» Input data:
^^^^^^^^

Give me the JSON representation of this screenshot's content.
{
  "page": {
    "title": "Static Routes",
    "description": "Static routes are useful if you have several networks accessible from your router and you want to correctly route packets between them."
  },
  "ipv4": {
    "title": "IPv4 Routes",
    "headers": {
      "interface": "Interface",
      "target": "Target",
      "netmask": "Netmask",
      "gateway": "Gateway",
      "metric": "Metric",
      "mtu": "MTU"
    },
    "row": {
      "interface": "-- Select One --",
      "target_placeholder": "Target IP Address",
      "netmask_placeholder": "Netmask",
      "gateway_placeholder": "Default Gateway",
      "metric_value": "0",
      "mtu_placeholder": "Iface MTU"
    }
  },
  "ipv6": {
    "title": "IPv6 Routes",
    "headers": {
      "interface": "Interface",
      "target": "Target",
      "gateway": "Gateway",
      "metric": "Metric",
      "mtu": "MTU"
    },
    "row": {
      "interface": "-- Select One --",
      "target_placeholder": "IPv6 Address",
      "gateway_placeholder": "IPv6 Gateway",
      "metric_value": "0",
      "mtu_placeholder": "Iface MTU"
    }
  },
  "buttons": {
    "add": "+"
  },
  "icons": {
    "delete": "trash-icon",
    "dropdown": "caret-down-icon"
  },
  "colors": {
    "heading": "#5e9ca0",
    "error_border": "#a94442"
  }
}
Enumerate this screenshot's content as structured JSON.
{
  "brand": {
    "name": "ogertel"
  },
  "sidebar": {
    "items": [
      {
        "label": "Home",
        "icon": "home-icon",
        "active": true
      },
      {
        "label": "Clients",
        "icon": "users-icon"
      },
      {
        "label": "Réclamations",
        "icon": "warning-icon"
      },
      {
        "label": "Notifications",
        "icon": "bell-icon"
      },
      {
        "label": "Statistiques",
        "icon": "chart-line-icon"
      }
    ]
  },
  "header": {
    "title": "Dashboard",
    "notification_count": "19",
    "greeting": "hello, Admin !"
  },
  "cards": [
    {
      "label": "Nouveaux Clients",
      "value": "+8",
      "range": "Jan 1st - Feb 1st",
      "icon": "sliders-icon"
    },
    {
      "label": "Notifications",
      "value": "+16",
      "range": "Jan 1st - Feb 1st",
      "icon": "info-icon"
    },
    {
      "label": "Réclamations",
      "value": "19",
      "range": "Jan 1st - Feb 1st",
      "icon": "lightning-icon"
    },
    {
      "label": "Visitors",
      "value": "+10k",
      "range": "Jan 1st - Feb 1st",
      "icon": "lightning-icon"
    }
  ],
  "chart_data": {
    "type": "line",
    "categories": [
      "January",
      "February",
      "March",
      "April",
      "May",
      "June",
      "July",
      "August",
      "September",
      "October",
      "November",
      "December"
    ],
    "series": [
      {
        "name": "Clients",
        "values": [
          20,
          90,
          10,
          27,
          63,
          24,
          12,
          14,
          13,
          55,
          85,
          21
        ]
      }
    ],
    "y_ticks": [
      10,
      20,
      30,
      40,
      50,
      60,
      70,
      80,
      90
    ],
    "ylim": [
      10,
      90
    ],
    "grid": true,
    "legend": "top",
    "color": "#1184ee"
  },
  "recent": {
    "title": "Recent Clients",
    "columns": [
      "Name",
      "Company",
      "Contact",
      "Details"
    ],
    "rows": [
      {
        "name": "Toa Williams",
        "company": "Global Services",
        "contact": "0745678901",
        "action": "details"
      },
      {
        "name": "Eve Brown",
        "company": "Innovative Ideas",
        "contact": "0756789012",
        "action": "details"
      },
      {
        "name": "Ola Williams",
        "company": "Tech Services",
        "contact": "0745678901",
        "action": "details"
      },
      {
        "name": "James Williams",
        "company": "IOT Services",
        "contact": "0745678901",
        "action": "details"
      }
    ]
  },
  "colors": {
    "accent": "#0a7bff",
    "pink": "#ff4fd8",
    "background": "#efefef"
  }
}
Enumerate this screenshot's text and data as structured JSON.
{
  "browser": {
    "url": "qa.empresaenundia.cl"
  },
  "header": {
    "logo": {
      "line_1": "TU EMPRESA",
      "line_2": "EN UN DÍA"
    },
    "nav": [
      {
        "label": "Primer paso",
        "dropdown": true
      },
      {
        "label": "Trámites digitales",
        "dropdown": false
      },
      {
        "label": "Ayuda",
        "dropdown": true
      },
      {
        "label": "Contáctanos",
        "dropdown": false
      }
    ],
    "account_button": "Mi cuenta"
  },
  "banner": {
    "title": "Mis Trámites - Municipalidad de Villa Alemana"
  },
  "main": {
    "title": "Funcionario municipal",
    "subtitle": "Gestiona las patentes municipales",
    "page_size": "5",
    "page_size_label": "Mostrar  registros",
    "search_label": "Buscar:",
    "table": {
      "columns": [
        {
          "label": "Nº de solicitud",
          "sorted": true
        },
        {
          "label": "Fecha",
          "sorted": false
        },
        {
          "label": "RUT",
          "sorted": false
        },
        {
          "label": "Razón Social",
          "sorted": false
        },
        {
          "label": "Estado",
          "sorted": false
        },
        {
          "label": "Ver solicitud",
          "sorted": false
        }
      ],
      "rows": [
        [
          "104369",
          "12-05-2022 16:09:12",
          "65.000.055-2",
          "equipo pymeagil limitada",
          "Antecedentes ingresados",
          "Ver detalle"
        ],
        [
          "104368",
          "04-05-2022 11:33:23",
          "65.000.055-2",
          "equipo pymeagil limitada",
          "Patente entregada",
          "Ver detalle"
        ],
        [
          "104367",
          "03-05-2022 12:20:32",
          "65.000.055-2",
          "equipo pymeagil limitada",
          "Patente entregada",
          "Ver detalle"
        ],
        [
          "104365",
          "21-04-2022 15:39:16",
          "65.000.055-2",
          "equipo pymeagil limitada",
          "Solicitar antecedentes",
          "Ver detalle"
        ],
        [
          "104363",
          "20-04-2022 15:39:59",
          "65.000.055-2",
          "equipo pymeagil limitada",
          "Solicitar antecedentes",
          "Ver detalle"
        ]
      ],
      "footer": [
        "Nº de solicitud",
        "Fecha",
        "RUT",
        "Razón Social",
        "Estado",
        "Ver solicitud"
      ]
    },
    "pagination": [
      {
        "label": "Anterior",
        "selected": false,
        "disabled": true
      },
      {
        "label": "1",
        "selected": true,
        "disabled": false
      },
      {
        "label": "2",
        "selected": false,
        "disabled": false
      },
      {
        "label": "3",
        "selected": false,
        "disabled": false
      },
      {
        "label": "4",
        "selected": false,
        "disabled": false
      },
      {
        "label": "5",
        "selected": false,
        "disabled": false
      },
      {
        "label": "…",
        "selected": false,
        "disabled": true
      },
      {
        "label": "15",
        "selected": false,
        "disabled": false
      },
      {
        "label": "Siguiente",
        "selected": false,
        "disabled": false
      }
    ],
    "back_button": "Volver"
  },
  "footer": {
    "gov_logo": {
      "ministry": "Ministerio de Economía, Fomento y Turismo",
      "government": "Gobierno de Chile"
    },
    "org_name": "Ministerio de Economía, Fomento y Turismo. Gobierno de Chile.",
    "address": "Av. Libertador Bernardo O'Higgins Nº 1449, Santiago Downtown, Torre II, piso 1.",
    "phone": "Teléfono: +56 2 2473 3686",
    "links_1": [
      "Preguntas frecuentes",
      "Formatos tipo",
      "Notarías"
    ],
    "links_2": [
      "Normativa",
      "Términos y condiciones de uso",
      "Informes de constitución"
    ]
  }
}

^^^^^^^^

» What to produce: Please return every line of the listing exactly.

» Your solution:
Give me the JSON representation of this screenshot's content.
{
  "page": {
    "title": "Static Routes",
    "description": "Static routes are useful if you have several networks accessible from your router and you want to correctly route packets between them."
  },
  "ipv4": {
    "title": "IPv4 Routes",
    "headers": {
      "interface": "Interface",
      "target": "Target",
      "netmask": "Netmask",
      "gateway": "Gateway",
      "metric": "Metric",
      "mtu": "MTU"
    },
    "row": {
      "interface": "-- Select One --",
      "target_placeholder": "Target IP Address",
      "netmask_placeholder": "Netmask",
      "gateway_placeholder": "Default Gateway",
      "metric_value": "0",
      "mtu_placeholder": "Iface MTU"
    }
  },
  "ipv6": {
    "title": "IPv6 Routes",
    "headers": {
      "interface": "Interface",
      "target": "Target",
      "gateway": "Gateway",
      "metric": "Metric",
      "mtu": "MTU"
    },
    "row": {
      "interface": "-- Select One --",
      "target_placeholder": "IPv6 Address",
      "gateway_placeholder": "IPv6 Gateway",
      "metric_value": "0",
      "mtu_placeholder": "Iface MTU"
    }
  },
  "buttons": {
    "add": "+"
  },
  "icons": {
    "delete": "trash-icon",
    "dropdown": "caret-down-icon"
  },
  "colors": {
    "heading": "#5e9ca0",
    "error_border": "#a94442"
  }
}
Enumerate this screenshot's content as structured JSON.
{
  "brand": {
    "name": "ogertel"
  },
  "sidebar": {
    "items": [
      {
        "label": "Home",
        "icon": "home-icon",
        "active": true
      },
      {
        "label": "Clients",
        "icon": "users-icon"
      },
      {
        "label": "Réclamations",
        "icon": "warning-icon"
      },
      {
        "label": "Notifications",
        "icon": "bell-icon"
      },
      {
        "label": "Statistiques",
        "icon": "chart-line-icon"
      }
    ]
  },
  "header": {
    "title": "Dashboard",
    "notification_count": "19",
    "greeting": "hello, Admin !"
  },
  "cards": [
    {
      "label": "Nouveaux Clients",
      "value": "+8",
      "range": "Jan 1st - Feb 1st",
      "icon": "sliders-icon"
    },
    {
      "label": "Notifications",
      "value": "+16",
      "range": "Jan 1st - Feb 1st",
      "icon": "info-icon"
    },
    {
      "label": "Réclamations",
      "value": "19",
      "range": "Jan 1st - Feb 1st",
      "icon": "lightning-icon"
    },
    {
      "label": "Visitors",
      "value": "+10k",
      "range": "Jan 1st - Feb 1st",
      "icon": "lightning-icon"
    }
  ],
  "chart_data": {
    "type": "line",
    "categories": [
      "January",
      "February",
      "March",
      "April",
      "May",
      "June",
      "July",
      "August",
      "September",
      "October",
      "November",
      "December"
    ],
    "series": [
      {
        "name": "Clients",
        "values": [
          20,
          90,
          10,
          27,
          63,
          24,
          12,
          14,
          13,
          55,
          85,
          21
        ]
      }
    ],
    "y_ticks": [
      10,
      20,
      30,
      40,
      50,
      60,
      70,
      80,
      90
    ],
    "ylim": [
      10,
      90
    ],
    "grid": true,
    "legend": "top",
    "color": "#1184ee"
  },
  "recent": {
    "title": "Recent Clients",
    "columns": [
      "Name",
      "Company",
      "Contact",
      "Details"
    ],
    "rows": [
      {
        "name": "Toa Williams",
        "company": "Global Services",
        "contact": "0745678901",
        "action": "details"
      },
      {
        "name": "Eve Brown",
        "company": "Innovative Ideas",
        "contact": "0756789012",
        "action": "details"
      },
      {
        "name": "Ola Williams",
        "company": "Tech Services",
        "contact": "0745678901",
        "action": "details"
      },
      {
        "name": "James Williams",
        "company": "IOT Services",
        "contact": "0745678901",
        "action": "details"
      }
    ]
  },
  "colors": {
    "accent": "#0a7bff",
    "pink": "#ff4fd8",
    "background": "#efefef"
  }
}
Enumerate this screenshot's text and data as structured JSON.
{
  "browser": {
    "url": "qa.empresaenundia.cl"
  },
  "header": {
    "logo": {
      "line_1": "TU EMPRESA",
      "line_2": "EN UN DÍA"
    },
    "nav": [
      {
        "label": "Primer paso",
        "dropdown": true
      },
      {
        "label": "Trámites digitales",
        "dropdown": false
      },
      {
        "label": "Ayuda",
        "dropdown": true
      },
      {
        "label": "Contáctanos",
        "dropdown": false
      }
    ],
    "account_button": "Mi cuenta"
  },
  "banner": {
    "title": "Mis Trámites - Municipalidad de Villa Alemana"
  },
  "main": {
    "title": "Funcionario municipal",
    "subtitle": "Gestiona las patentes municipales",
    "page_size": "5",
    "page_size_label": "Mostrar  registros",
    "search_label": "Buscar:",
    "table": {
      "columns": [
        {
          "label": "Nº de solicitud",
          "sorted": true
        },
        {
          "label": "Fecha",
          "sorted": false
        },
        {
          "label": "RUT",
          "sorted": false
        },
        {
          "label": "Razón Social",
          "sorted": false
        },
        {
          "label": "Estado",
          "sorted": false
        },
        {
          "label": "Ver solicitud",
          "sorted": false
        }
      ],
      "rows": [
        [
          "104369",
          "12-05-2022 16:09:12",
          "65.000.055-2",
          "equipo pymeagil limitada",
          "Antecedentes ingresados",
          "Ver detalle"
        ],
        [
          "104368",
          "04-05-2022 11:33:23",
          "65.000.055-2",
          "equipo pymeagil limitada",
          "Patente entregada",
          "Ver detalle"
        ],
        [
          "104367",
          "03-05-2022 12:20:32",
          "65.000.055-2",
          "equipo pymeagil limitada",
          "Patente entregada",
          "Ver detalle"
        ],
        [
          "104365",
          "21-04-2022 15:39:16",
          "65.000.055-2",
          "equipo pymeagil limitada",
          "Solicitar antecedentes",
          "Ver detalle"
        ],
        [
          "104363",
          "20-04-2022 15:39:59",
          "65.000.055-2",
          "equipo pymeagil limitada",
          "Solicitar antecedentes",
          "Ver detalle"
        ]
      ],
      "footer": [
        "Nº de solicitud",
        "Fecha",
        "RUT",
        "Razón Social",
        "Estado",
        "Ver solicitud"
      ]
    },
    "pagination": [
      {
        "label": "Anterior",
        "selected": false,
        "disabled": true
      },
      {
        "label": "1",
        "selected": true,
        "disabled": false
      },
      {
        "label": "2",
        "selected": false,
        "disabled": false
      },
      {
        "label": "3",
        "selected": false,
        "disabled": false
      },
      {
        "label": "4",
        "selected": false,
        "disabled": false
      },
      {
        "label": "5",
        "selected": false,
        "disabled": false
      },
      {
        "label": "…",
        "selected": false,
        "disabled": true
      },
      {
        "label": "15",
        "selected": false,
        "disabled": false
      },
      {
        "label": "Siguiente",
        "selected": false,
        "disabled": false
      }
    ],
    "back_button": "Volver"
  },
  "footer": {
    "gov_logo": {
      "ministry": "Ministerio de Economía, Fomento y Turismo",
      "government": "Gobierno de Chile"
    },
    "org_name": "Ministerio de Economía, Fomento y Turismo. Gobierno de Chile.",
    "address": "Av. Libertador Bernardo O'Higgins Nº 1449, Santiago Downtown, Torre II, piso 1.",
    "phone": "Teléfono: +56 2 2473 3686",
    "links_1": [
      "Preguntas frecuentes",
      "Formatos tipo",
      "Notarías"
    ],
    "links_2": [
      "Normativa",
      "Términos y condiciones de uso",
      "Informes de constitución"
    ]
  }
}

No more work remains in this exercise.